Data for the task |
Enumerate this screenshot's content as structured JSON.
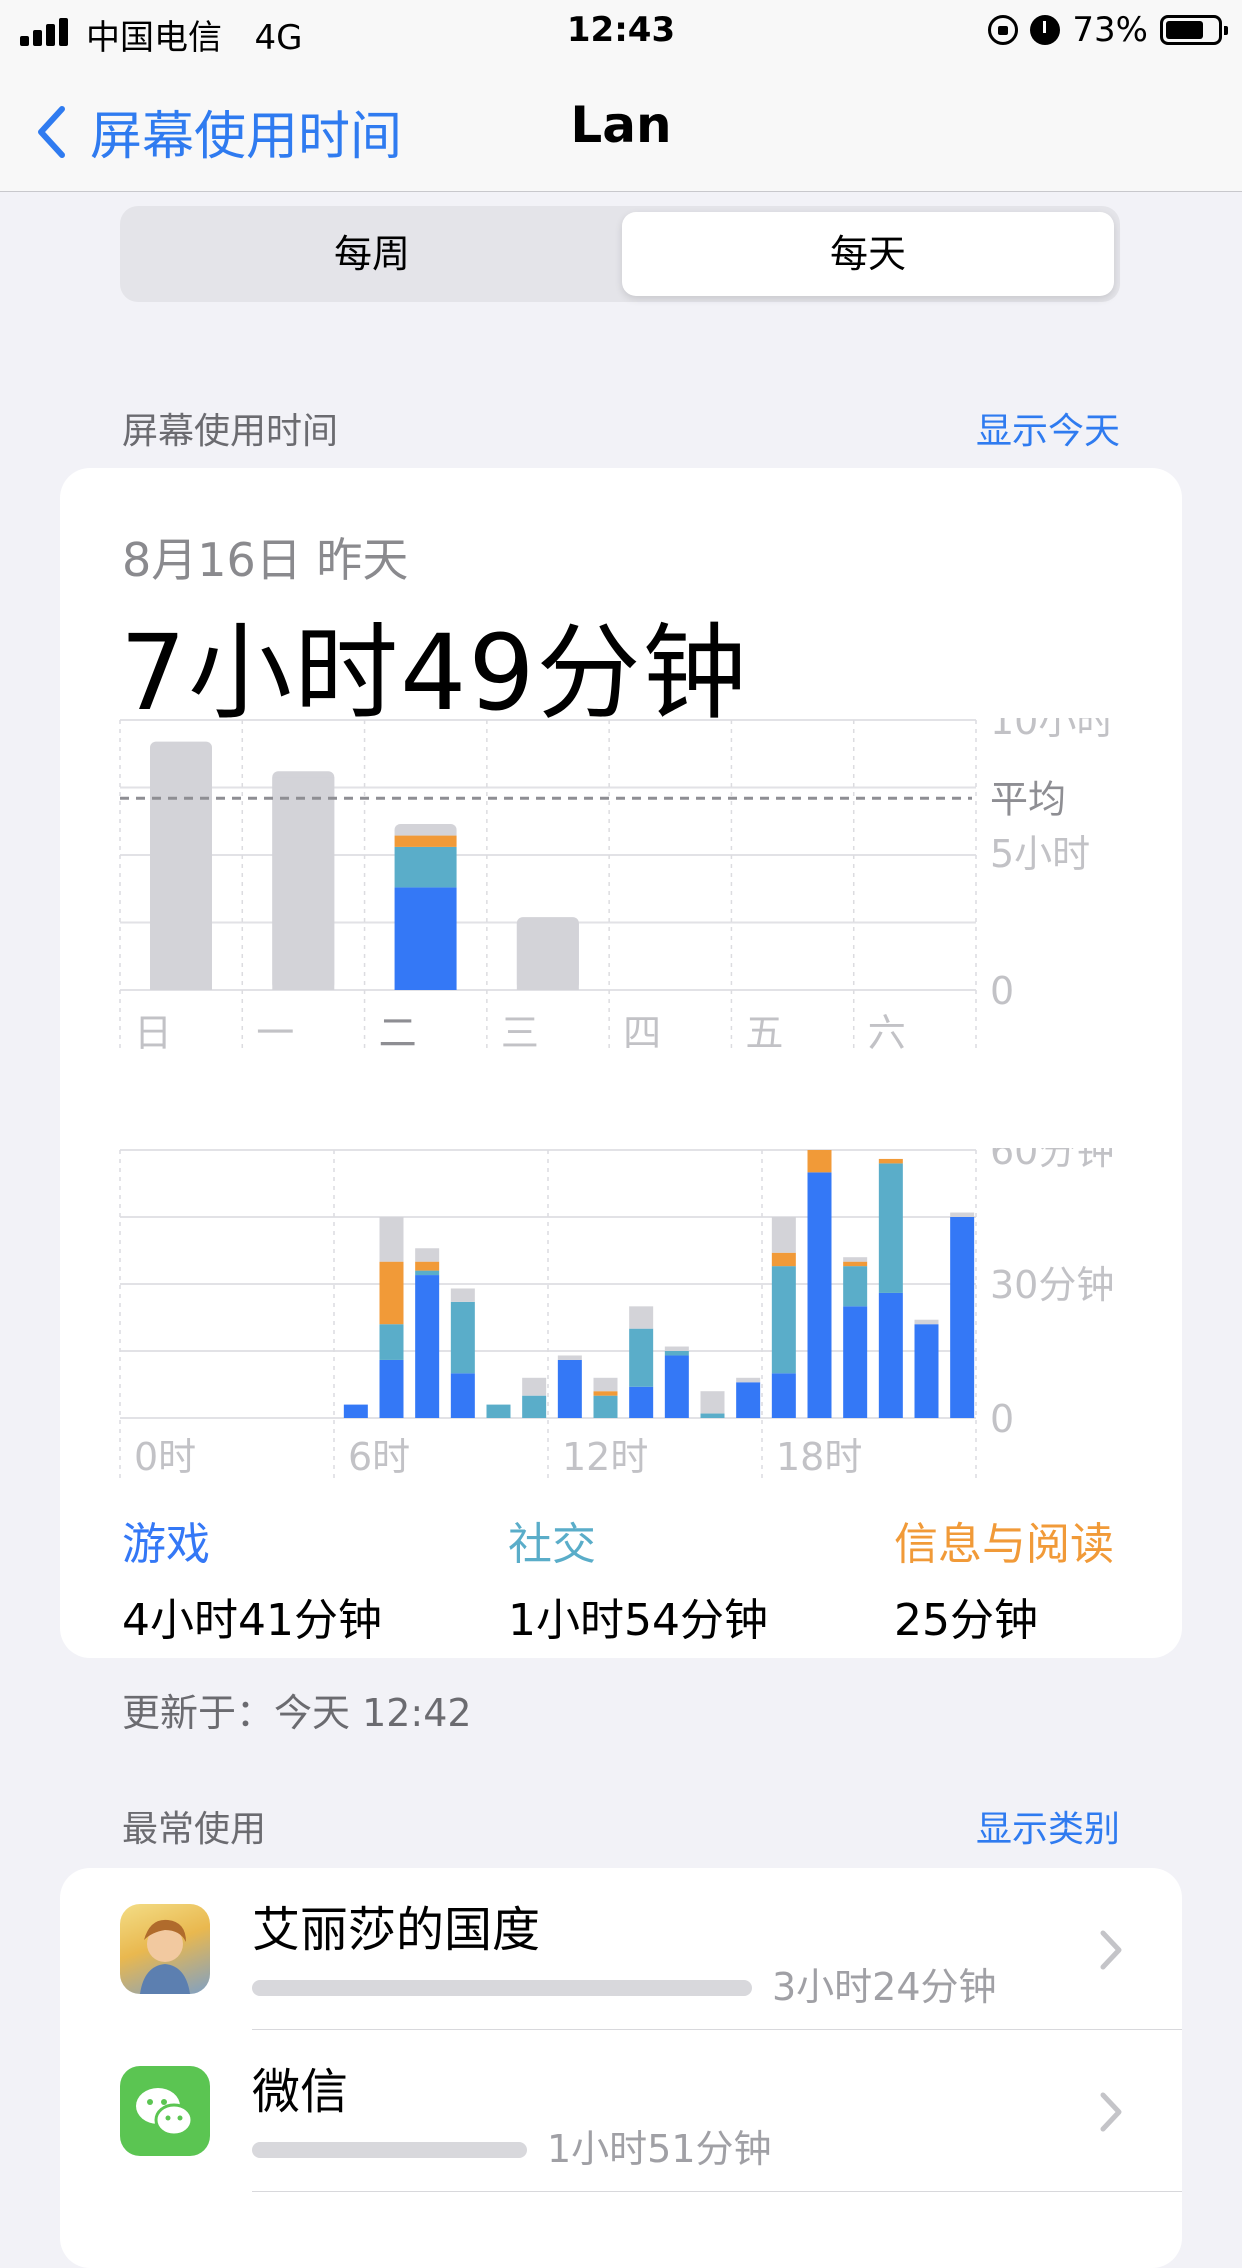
{
  "status": {
    "carrier": "中国电信",
    "network": "4G",
    "time": "12:43",
    "battery_text": "73%",
    "battery_level": 0.73
  },
  "nav": {
    "back_label": "屏幕使用时间",
    "title": "Lan"
  },
  "segment": {
    "weekly": "每周",
    "daily": "每天",
    "selected": "每天"
  },
  "screen_time": {
    "header": "屏幕使用时间",
    "show_today": "显示今天",
    "date": "8月16日 昨天",
    "total": "7小时49分钟",
    "updated": "更新于：今天 12:42"
  },
  "colors": {
    "game": "#3478f6",
    "social": "#5aadc9",
    "reading": "#f19a38",
    "other": "#d3d3d8",
    "link": "#2f7bf0"
  },
  "chart_data": [
    {
      "type": "bar",
      "categories": [
        "日",
        "一",
        "二",
        "三",
        "四",
        "五",
        "六"
      ],
      "series": [
        {
          "values": [
            null,
            null,
            3.8,
            null,
            null,
            null,
            null
          ]
        },
        {
          "values": [
            null,
            null,
            1.5,
            null,
            null,
            null,
            null
          ]
        },
        {
          "values": [
            null,
            null,
            0.42,
            null,
            null,
            null,
            null
          ]
        },
        {
          "values": [
            9.2,
            8.1,
            0.43,
            2.7,
            0,
            0,
            0
          ]
        }
      ],
      "ylim": [
        0,
        10
      ],
      "y_ticks": [
        "10小时",
        "5小时",
        "0"
      ],
      "average_value": 7.1,
      "average_label": "平均",
      "highlight_index": 2
    },
    {
      "type": "bar",
      "x": [
        "0时",
        "6时",
        "12时",
        "18时"
      ],
      "hours": [
        0,
        1,
        2,
        3,
        4,
        5,
        6,
        7,
        8,
        9,
        10,
        11,
        12,
        13,
        14,
        15,
        16,
        17,
        18,
        19,
        20,
        21,
        22,
        23
      ],
      "series": [
        {
          "values": [
            0,
            0,
            0,
            0,
            0,
            0,
            0,
            3,
            13,
            32,
            10,
            0,
            0,
            13,
            0,
            7,
            14,
            0,
            8,
            10,
            55,
            25,
            28,
            21,
            45
          ]
        },
        {
          "values": [
            1,
            0,
            0,
            0,
            0,
            0,
            0,
            0,
            8,
            1,
            16,
            3,
            5,
            0,
            5,
            13,
            1,
            1,
            0,
            24,
            0,
            9,
            29,
            0,
            0
          ]
        },
        {
          "values": [
            0,
            0,
            0,
            0,
            0,
            0,
            0,
            0,
            14,
            2,
            0,
            0,
            0,
            0,
            1,
            0,
            0,
            0,
            0,
            3,
            5,
            1,
            1,
            0,
            0
          ]
        },
        {
          "values": [
            0,
            0,
            0,
            0,
            0,
            0,
            0,
            0,
            10,
            3,
            3,
            0,
            4,
            1,
            3,
            5,
            1,
            5,
            1,
            8,
            0,
            1,
            0,
            1,
            1
          ]
        }
      ],
      "ylim": [
        0,
        60
      ],
      "y_ticks": [
        "60分钟",
        "30分钟",
        "0"
      ]
    }
  ],
  "categories": [
    {
      "name": "游戏",
      "value": "4小时41分钟",
      "color": "#3478f6"
    },
    {
      "name": "社交",
      "value": "1小时54分钟",
      "color": "#5aadc9"
    },
    {
      "name": "信息与阅读",
      "value": "25分钟",
      "color": "#f19a38"
    }
  ],
  "most_used": {
    "header": "最常使用",
    "show_categories": "显示类别",
    "apps": [
      {
        "name": "艾丽莎的国度",
        "time": "3小时24分钟",
        "share": 1.0,
        "icon": "game-app-icon"
      },
      {
        "name": "微信",
        "time": "1小时51分钟",
        "share": 0.55,
        "icon": "wechat-icon"
      }
    ]
  }
}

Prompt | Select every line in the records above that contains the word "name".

Reply |
      "name": "游戏",
      "name": "社交",
      "name": "信息与阅读",
        "name": "艾丽莎的国度",
        "name": "微信",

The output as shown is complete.